AbstractBACKGROUND AND PURPOSE
The functional outcomes of incontinence and high stool frequency resulting from restorative surgery are often criticised. The aim of this study was to assess the taeniectomy pouch in comparison with other pouches described in the literature.MATERIAL AND METHODS
This was a prospective cohort study. All patients who were candidate for low rectal resection presenting to the colorectal unit at Cairo University hospitals during the period February 2013 to February 2015 were included in the study (90 patients). Safety and feasibility of the new technique were assessed, including operative time, leakage, postoperative urgency, incontinence, number of daily motions and difficulty in evacuation. These parameters were assessed clinically, by means of defecography and anorectal manometry.RESULTS
The mean age of patients was 49.6 years. Percentages of postoperative mortality and leakage were 2.2% and 3.4%, respectively. Mean operative time was 117 minutes. Mean numbers of daily motions were 3.04 and 1.52 at 3 and 12 months, respectively. Mean Wexner score for continence at 3 and 12 months were 3.21 and 1.32, respectively. Mean resting pressure was 51.63 mmHg, squeeze pressure was 130.42 mmHg and mean threshold volume was 118.68 ml.CONCLUSIONS

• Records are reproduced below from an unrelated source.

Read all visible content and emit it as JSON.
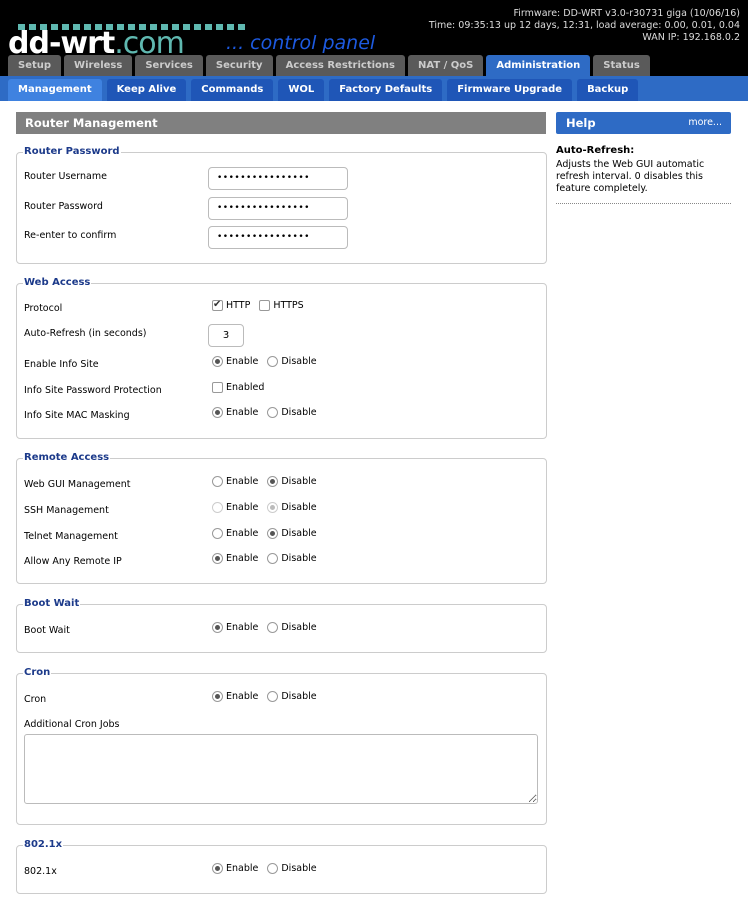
{
  "header": {
    "logo_main": "dd-wrt",
    "logo_com": ".com",
    "logo_sub": "... control panel",
    "firmware": "Firmware: DD-WRT v3.0-r30731 giga (10/06/16)",
    "time": "Time: 09:35:13 up 12 days, 12:31, load average: 0.00, 0.01, 0.04",
    "wan_ip": "WAN IP: 192.168.0.2"
  },
  "main_tabs": [
    "Setup",
    "Wireless",
    "Services",
    "Security",
    "Access Restrictions",
    "NAT / QoS",
    "Administration",
    "Status"
  ],
  "sub_tabs": [
    "Management",
    "Keep Alive",
    "Commands",
    "WOL",
    "Factory Defaults",
    "Firmware Upgrade",
    "Backup"
  ],
  "page_title": "Router Management",
  "help": {
    "title": "Help",
    "more": "more...",
    "heading": "Auto-Refresh:",
    "text": "Adjusts the Web GUI automatic refresh interval. 0 disables this feature completely."
  },
  "router_password": {
    "legend": "Router Password",
    "username_label": "Router Username",
    "username_value": "••••••••••••••••",
    "password_label": "Router Password",
    "password_value": "••••••••••••••••",
    "confirm_label": "Re-enter to confirm",
    "confirm_value": "••••••••••••••••"
  },
  "web_access": {
    "legend": "Web Access",
    "protocol_label": "Protocol",
    "http": "HTTP",
    "https": "HTTPS",
    "autorefresh_label": "Auto-Refresh (in seconds)",
    "autorefresh_value": "3",
    "info_site_label": "Enable Info Site",
    "info_pw_label": "Info Site Password Protection",
    "enabled": "Enabled",
    "mac_label": "Info Site MAC Masking"
  },
  "remote_access": {
    "legend": "Remote Access",
    "webgui_label": "Web GUI Management",
    "ssh_label": "SSH Management",
    "telnet_label": "Telnet Management",
    "anyip_label": "Allow Any Remote IP"
  },
  "boot_wait": {
    "legend": "Boot Wait",
    "label": "Boot Wait"
  },
  "cron": {
    "legend": "Cron",
    "label": "Cron",
    "jobs_label": "Additional Cron Jobs"
  },
  "dot1x": {
    "legend": "802.1x",
    "label": "802.1x"
  },
  "opts": {
    "enable": "Enable",
    "disable": "Disable"
  }
}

Taeniectomy is a novel technique for pouch formation after low rectal resection, which can be used as an alternative to other pouches, especially the widely used transverse coloplasty.